----- RECORD EXCERPTS -----

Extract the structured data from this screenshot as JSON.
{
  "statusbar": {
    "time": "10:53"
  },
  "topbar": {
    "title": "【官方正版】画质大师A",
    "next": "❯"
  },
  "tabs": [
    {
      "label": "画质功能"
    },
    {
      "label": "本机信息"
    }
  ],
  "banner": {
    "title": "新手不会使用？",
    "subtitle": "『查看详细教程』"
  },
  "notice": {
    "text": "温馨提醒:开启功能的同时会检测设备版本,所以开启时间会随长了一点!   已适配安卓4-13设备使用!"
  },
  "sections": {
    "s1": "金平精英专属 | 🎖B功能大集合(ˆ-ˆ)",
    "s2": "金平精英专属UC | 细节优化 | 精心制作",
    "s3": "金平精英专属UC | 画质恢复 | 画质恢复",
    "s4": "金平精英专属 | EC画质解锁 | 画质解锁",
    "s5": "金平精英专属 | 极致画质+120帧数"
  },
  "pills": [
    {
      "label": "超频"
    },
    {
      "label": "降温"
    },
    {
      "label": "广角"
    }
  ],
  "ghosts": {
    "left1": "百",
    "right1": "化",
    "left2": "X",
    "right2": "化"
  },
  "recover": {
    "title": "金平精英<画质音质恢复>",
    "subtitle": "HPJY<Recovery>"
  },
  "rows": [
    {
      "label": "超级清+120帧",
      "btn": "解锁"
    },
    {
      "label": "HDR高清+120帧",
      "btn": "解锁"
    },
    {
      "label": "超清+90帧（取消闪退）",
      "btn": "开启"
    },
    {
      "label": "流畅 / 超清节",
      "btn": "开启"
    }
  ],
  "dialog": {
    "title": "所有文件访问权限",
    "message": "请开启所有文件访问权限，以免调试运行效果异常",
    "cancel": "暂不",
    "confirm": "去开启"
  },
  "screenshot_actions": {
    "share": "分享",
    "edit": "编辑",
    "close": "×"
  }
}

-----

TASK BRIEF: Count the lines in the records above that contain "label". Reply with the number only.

ANSWER FOR THE TASK: 9